Balanoy (Sweet Basil) as Herbal Medicine
• Carminative, stimulant, diaphoretic, expectorant, febrifuge, diuretic, demulcent, mucilaginous, cooling.
• Leaves and flowers considered excitant, diuretic, and stimulant for weak digestion.
• Seeds and flowers considered stimulant, diuretic and demulcent.
• Seeds are mucilaginous and cooling.
• Leaves, seeds.
• Mature fresh leaves are harvested 2 to 3 months after planting. Leaves are picked leaving the branches on the plant to allow it to flower and produce seeds for the next season.

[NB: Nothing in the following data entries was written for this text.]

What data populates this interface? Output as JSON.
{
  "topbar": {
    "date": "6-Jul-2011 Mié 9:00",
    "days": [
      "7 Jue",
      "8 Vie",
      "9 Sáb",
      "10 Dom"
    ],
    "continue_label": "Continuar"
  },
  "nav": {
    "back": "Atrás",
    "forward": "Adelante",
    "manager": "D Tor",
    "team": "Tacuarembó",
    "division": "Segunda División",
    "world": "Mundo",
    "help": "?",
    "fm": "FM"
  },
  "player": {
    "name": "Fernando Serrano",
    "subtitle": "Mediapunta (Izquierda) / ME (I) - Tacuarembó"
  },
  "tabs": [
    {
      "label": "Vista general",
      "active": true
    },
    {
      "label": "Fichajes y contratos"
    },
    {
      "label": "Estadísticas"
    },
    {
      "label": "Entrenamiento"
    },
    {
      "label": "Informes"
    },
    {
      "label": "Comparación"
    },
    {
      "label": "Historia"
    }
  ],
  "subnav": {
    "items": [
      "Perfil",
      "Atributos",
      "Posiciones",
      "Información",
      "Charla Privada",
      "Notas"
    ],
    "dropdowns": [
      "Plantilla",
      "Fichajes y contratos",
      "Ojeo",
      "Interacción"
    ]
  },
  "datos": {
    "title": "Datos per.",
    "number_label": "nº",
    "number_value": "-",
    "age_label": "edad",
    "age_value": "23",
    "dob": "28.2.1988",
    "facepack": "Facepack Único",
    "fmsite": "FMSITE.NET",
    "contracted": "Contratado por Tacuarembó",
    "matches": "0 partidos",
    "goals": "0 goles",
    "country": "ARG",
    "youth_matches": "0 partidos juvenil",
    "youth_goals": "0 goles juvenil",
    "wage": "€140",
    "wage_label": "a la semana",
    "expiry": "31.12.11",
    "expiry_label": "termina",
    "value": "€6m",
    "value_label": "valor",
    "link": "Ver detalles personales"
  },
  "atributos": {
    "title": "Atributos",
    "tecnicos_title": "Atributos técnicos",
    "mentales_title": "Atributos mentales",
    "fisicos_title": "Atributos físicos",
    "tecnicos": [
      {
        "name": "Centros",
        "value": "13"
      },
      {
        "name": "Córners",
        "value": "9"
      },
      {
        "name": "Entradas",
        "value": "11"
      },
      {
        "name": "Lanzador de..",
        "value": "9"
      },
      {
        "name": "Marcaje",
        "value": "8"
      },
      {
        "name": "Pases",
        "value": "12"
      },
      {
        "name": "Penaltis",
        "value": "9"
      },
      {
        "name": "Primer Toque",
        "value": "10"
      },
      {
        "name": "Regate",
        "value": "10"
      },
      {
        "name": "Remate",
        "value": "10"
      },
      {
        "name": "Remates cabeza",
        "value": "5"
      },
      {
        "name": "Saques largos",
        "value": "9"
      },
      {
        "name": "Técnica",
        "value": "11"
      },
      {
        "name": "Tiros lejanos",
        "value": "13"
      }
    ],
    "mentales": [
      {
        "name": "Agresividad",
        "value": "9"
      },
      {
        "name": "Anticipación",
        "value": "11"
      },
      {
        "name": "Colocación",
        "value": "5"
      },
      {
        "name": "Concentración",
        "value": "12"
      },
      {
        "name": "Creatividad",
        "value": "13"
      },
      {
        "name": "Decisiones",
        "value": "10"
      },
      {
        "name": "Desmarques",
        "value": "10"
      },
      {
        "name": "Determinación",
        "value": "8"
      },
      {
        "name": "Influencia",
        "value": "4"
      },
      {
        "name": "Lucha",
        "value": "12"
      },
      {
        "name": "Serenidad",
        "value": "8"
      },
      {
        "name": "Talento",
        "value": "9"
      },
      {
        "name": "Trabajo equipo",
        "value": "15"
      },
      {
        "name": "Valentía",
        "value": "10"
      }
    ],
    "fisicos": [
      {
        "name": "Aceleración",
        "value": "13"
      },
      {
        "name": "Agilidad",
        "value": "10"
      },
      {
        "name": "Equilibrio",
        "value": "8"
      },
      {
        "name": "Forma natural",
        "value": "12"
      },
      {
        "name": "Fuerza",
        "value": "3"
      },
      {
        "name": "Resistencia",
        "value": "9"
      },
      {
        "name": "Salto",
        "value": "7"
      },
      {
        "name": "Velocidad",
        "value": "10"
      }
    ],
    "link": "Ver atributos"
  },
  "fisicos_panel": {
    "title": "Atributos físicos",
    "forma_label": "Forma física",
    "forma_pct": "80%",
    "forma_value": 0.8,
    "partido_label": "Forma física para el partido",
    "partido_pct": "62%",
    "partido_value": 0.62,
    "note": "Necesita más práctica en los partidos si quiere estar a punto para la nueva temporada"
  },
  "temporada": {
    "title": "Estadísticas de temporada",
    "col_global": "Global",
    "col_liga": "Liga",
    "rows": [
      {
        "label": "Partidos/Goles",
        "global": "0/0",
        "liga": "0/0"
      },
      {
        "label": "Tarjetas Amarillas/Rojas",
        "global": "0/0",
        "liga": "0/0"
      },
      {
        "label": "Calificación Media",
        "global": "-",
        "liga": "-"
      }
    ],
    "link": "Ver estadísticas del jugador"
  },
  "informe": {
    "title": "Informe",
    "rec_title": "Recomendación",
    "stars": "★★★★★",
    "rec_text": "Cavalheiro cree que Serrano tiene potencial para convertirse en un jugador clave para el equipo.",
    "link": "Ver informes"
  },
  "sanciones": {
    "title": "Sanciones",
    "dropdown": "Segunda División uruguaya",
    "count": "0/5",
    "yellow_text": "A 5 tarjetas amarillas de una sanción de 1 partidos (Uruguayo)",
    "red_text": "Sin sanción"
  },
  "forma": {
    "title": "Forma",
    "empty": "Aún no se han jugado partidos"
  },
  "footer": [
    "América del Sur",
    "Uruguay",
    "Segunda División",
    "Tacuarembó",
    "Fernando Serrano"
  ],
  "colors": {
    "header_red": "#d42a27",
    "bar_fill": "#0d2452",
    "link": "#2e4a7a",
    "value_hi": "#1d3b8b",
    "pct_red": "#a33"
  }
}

• The leaves are air-dried until they crumble when crushed with the fingers. Store in amber colored bottles in a cool, dry place.
Culinary / Edibility
– The leafy and flowering tops are used as condiment; eaten sparingly in salads.
– Seeds are sometimes eaten.
– In Kanawar, sometimes eaten mixed in ordinary bread.
I- n Bengal, infused in water, used as a refreshing and cooling drink.
– Cough: Expectorant properties – Take infusion or decoction of herb (9-15 gm of dried herb) or tops as tea.
– Leaf juice helpful for expectoration of mucus.
– Decoction of leaves also used for hiccups, vomiting and nausea.
– Gas pains: Decoction of herb as tea helps to expel wind from bowels.
– Ear afflictions: Juice of leaves dropped in ears for earache and dullness of hearing.
– Snake bites: Crush fresh plant and poultice the bitten wound.
– Gonorrhea, using a decoction of the roots and leaves of plants.
– Decoction of leaves used as a wash for ulcers.
– Used for external contusions.
– Used in baths for rheumatic pains.
– For ringworm and insect bites, apply juice of crushed leaves.
– Decoction of herb as wash for skin ulcers.
– For delayed menstruation: take the juice of the leaves with water.
– Seeds are used in treatment of several eye diseases; to soothe pain and inflammation.
– Toothache: Wet small piece of cotton with juice of crushed leaves and insert into tooth cavity.
– Decoction of seeds used to decrease postpartum pains; the seeds are mucilaginous.
– Poultice of seeds used for buccal sores.
– Decoction of seeds also used for constipation.
– Acne: Infusion of 3 tsp of dried leaves in 1 cup of boiling water for 20-30 minutes.
– Apply externally or drink decoction of tea or infusion 3 times daily.
– Malays used the leaves as remedy for coughs.
– Decoction of leaves used after childbirth; juice taken for delayed menses.
– Seeds given as infusion for gonorrhea, diarrhea and chronic dysentery.
– Seeds used as aphrodisiac.
– Seeds, washed and pounded, used in poultices for sores and sinuses; also used internally for habitual constipation and internal hemorrhoids.
• Oils repel insects (limonene, myrcene, camphor, thymol) and have larvicidal (eugenol and methylclaviol) activity against houseflies and mosquitoes.
• Malays use it as a scent for clothes.
• In Africa, they are compounded into cosmetics.
Dizziness: crush enough fresh leaves with your fingers and sniff them.
Cough: As decoction boil eight tablespoons of fresh leaves in two glasses of water for 15 minutes or until the liquid is reduced to half. Divide the decoction into eight parts and take one part, three times a day.
Cultivated for condiment and culinary use.
Although known for its medicinal benefits, it contains some potentially dangerous compounds: safrole, rutin, caffeic acid, tryptophan and quercetin.(